* [Problem requirements] Show all lines from the material that carry the word "fraction".

*** Extracted information ***

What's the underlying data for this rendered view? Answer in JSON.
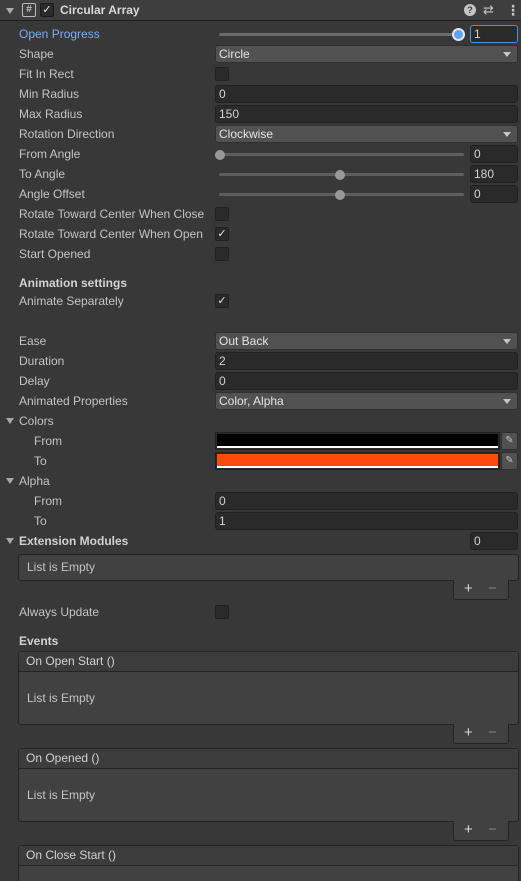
{
  "component": {
    "title": "Circular Array",
    "enabled": true
  },
  "open_progress": {
    "label": "Open Progress",
    "value": "1",
    "fraction": 1.0
  },
  "shape": {
    "label": "Shape",
    "value": "Circle"
  },
  "fit_in_rect": {
    "label": "Fit In Rect",
    "checked": false
  },
  "min_radius": {
    "label": "Min Radius",
    "value": "0"
  },
  "max_radius": {
    "label": "Max Radius",
    "value": "150"
  },
  "rotation_direction": {
    "label": "Rotation Direction",
    "value": "Clockwise"
  },
  "from_angle": {
    "label": "From Angle",
    "value": "0",
    "fraction": 0.0
  },
  "to_angle": {
    "label": "To Angle",
    "value": "180",
    "fraction": 0.5
  },
  "angle_offset": {
    "label": "Angle Offset",
    "value": "0",
    "fraction": 0.5
  },
  "rotate_close": {
    "label": "Rotate Toward Center When Close",
    "checked": false
  },
  "rotate_open": {
    "label": "Rotate Toward Center When Open",
    "checked": true
  },
  "start_opened": {
    "label": "Start Opened",
    "checked": false
  },
  "animation": {
    "heading": "Animation settings",
    "animate_separately": {
      "label": "Animate Separately",
      "checked": true
    },
    "ease": {
      "label": "Ease",
      "value": "Out Back"
    },
    "duration": {
      "label": "Duration",
      "value": "2"
    },
    "delay": {
      "label": "Delay",
      "value": "0"
    },
    "animated_properties": {
      "label": "Animated Properties",
      "value": "Color, Alpha"
    }
  },
  "colors": {
    "label": "Colors",
    "from": {
      "label": "From",
      "color": "#000000"
    },
    "to": {
      "label": "To",
      "color": "#ff4a0e"
    }
  },
  "alpha": {
    "label": "Alpha",
    "from": {
      "label": "From",
      "value": "0"
    },
    "to": {
      "label": "To",
      "value": "1"
    }
  },
  "extension_modules": {
    "label": "Extension Modules",
    "count": "0",
    "empty_text": "List is Empty"
  },
  "always_update": {
    "label": "Always Update",
    "checked": false
  },
  "events": {
    "heading": "Events",
    "items": [
      {
        "title": "On Open Start ()",
        "empty_text": "List is Empty"
      },
      {
        "title": "On Opened ()",
        "empty_text": "List is Empty"
      },
      {
        "title": "On Close Start ()"
      }
    ]
  },
  "glyphs": {
    "plus": "+",
    "minus": "−",
    "check": "✓",
    "picker": "✎",
    "help": "?",
    "preset": "⇄",
    "menu": "⋮",
    "script": "#"
  }
}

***

* [Your response]
    "fraction": 1.0
    "fraction": 0.0
    "fraction": 0.5
    "fraction": 0.5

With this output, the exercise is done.